The sea was lumpy and bumpy some days with little wavelets and rolling swell but most of the time it was perfect for easy comfortable sailing with a steady breeze so as we could get 4- 6 knots of speed making our Beneteau 331 a joy to handle for the two of us. When all was calm I tried to capture the colours of the Med with the camera, so amazing all the shades of blue and lavender.
So it was days of planning our route, a course to steer, some days were longer journey days giving us plenty of sailing time. Other days were shorter hops so great for finding a little bay to anchor up for a refreshing swim on route.
Making our way...
... anchoring for a spot of lunch and a swim, here you can see the anchor chain at the bow of the boat.
Here a photo taken from the deck looking into the cockpit with the bimini up for a little shade.
My Handwoven Saori Styled Black and White Shawl Wrap won
"The Marleen Upson Memorial Cup For Weaving"
at I.O.W Spinners, Weavers and Dyers Guild this year.
Here is a photo of my winning shawl modelled with a WrightTurned Wooden Brooch & Pin set.
I so enjoyed weaving this piece as I used different weaving methods with different textures and types of yarn along with soft blends of coloured tones in plums, greys, charcoals, blacks and whites. It is rich and luxurious giving a lightness and softness to the touch.
This item along with several of my other scarves, accessories and homeware will be available to purchase at Woolfest.

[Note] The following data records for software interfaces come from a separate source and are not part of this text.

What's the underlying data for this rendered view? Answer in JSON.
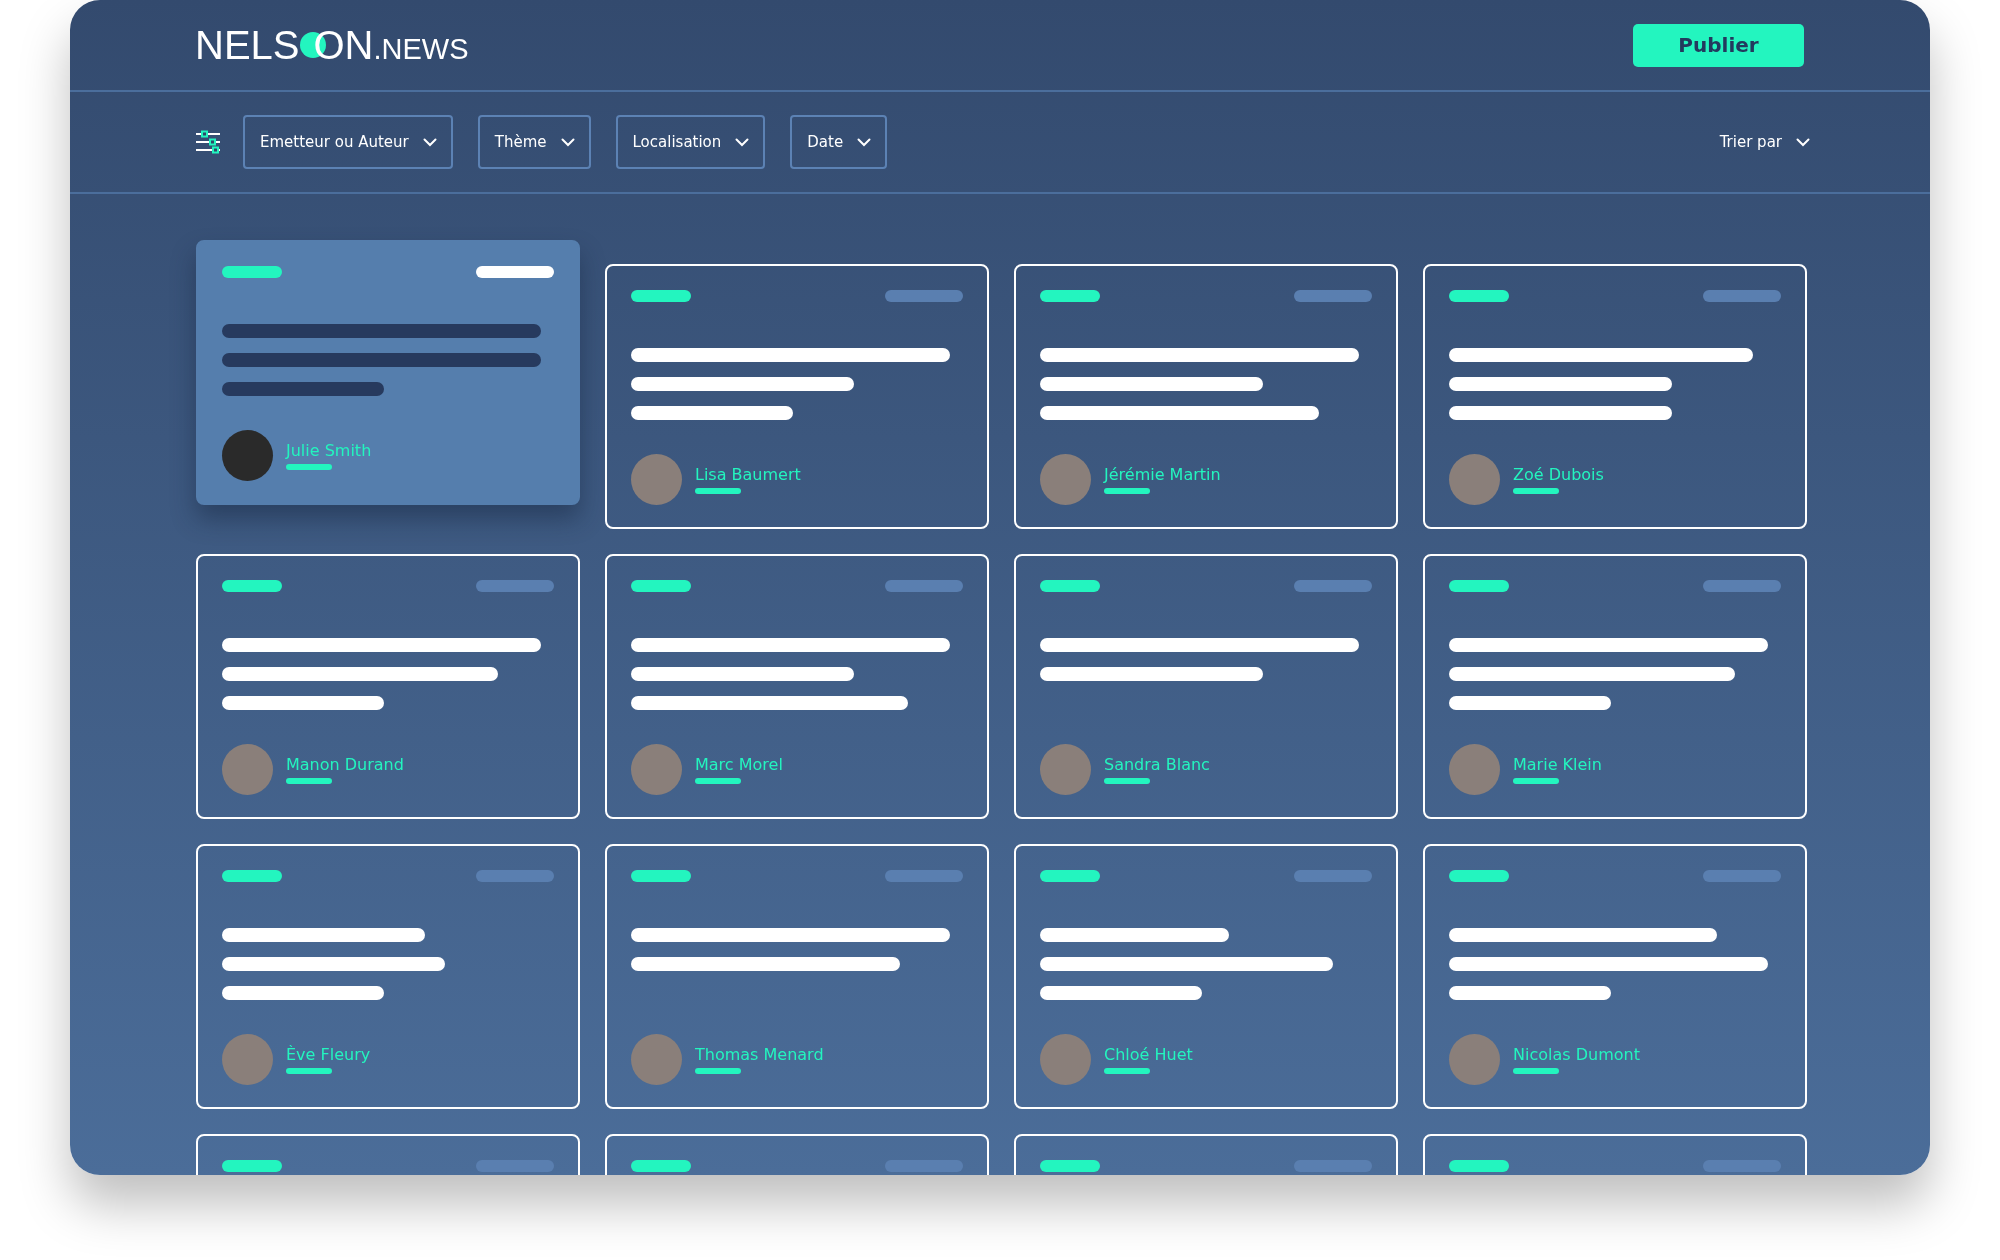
{
  "header": {
    "logo": {
      "start": "NELS",
      "end": "ON",
      "suffix": ".NEWS"
    },
    "publish_button": "Publier"
  },
  "filters": {
    "items": [
      {
        "label": "Emetteur ou Auteur"
      },
      {
        "label": "Thème"
      },
      {
        "label": "Localisation"
      },
      {
        "label": "Date"
      }
    ],
    "sort": "Trier par"
  },
  "cards": [
    {
      "author": "Julie Smith",
      "selected": true
    },
    {
      "author": "Lisa Baumert",
      "selected": false
    },
    {
      "author": "Jérémie Martin",
      "selected": false
    },
    {
      "author": "Zoé Dubois",
      "selected": false
    },
    {
      "author": "Manon Durand",
      "selected": false
    },
    {
      "author": "Marc Morel",
      "selected": false
    },
    {
      "author": "Sandra Blanc",
      "selected": false
    },
    {
      "author": "Marie Klein",
      "selected": false
    },
    {
      "author": "Ève Fleury",
      "selected": false
    },
    {
      "author": "Thomas Menard",
      "selected": false
    },
    {
      "author": "Chloé Huet",
      "selected": false
    },
    {
      "author": "Nicolas Dumont",
      "selected": false
    },
    {
      "selected": false
    },
    {
      "selected": false
    },
    {
      "selected": false
    },
    {
      "selected": false
    }
  ]
}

If you are able to go to the event she will be offering an opportunity for people to weave on a saori loom and a chance to win a saori banner.
Pop along to her website and Woolfest website for more details.
Please contact me through my online shops at Folksy or Etsy by clicking on my links in the right hand column of this blog if you are interested in having an unique SWH saori weaving made especially for you or a WT brooch/pin.
Alternatively browse our shops for new pieces being added which will be ready to purchase.
April came and went and we are well into May! and I haven't got around to writing my blog so - before I show you the weaving process for some baby blankets I told you about in my last posting, I want to do a quick catch up with the hand spun yarn I was working too. It has been washed and is now being woven up Saori Style.
Okay sort of caught up, let's get blogging...
Baby Blankets Part 1
In my previous post I told you about the inspiration, planning and practicality of these blankets. Now I will try to give you a snapshot of each stage in their making.
Before I start there is always a bit of maths to work out such things as length, width, density and of course the exciting bit yarn, colour and pattern. Once I have got this sorted I start to wind a warp.
Here is my warping frame, note the centre pegs where the cross is formed as I wind the threads.
Once I have my warp made, I need to remove it without it getting in a tangle! to keep the cross in place, I secure it with ties of strong cord ( shoe laces are brilliant for this). then I chain off the warp which also keeps all the threads in an orderly bunch.
I can now transfer my warp to my weaving loom. I tie it to the top frame so as it doesn't slip or pull while I'm sleying the reed.
I hold all the threads of the cross in my hand as the photo below shows, this keeps the threads in the correct order and I'm able to take the topmost thread each time and put it through the reed.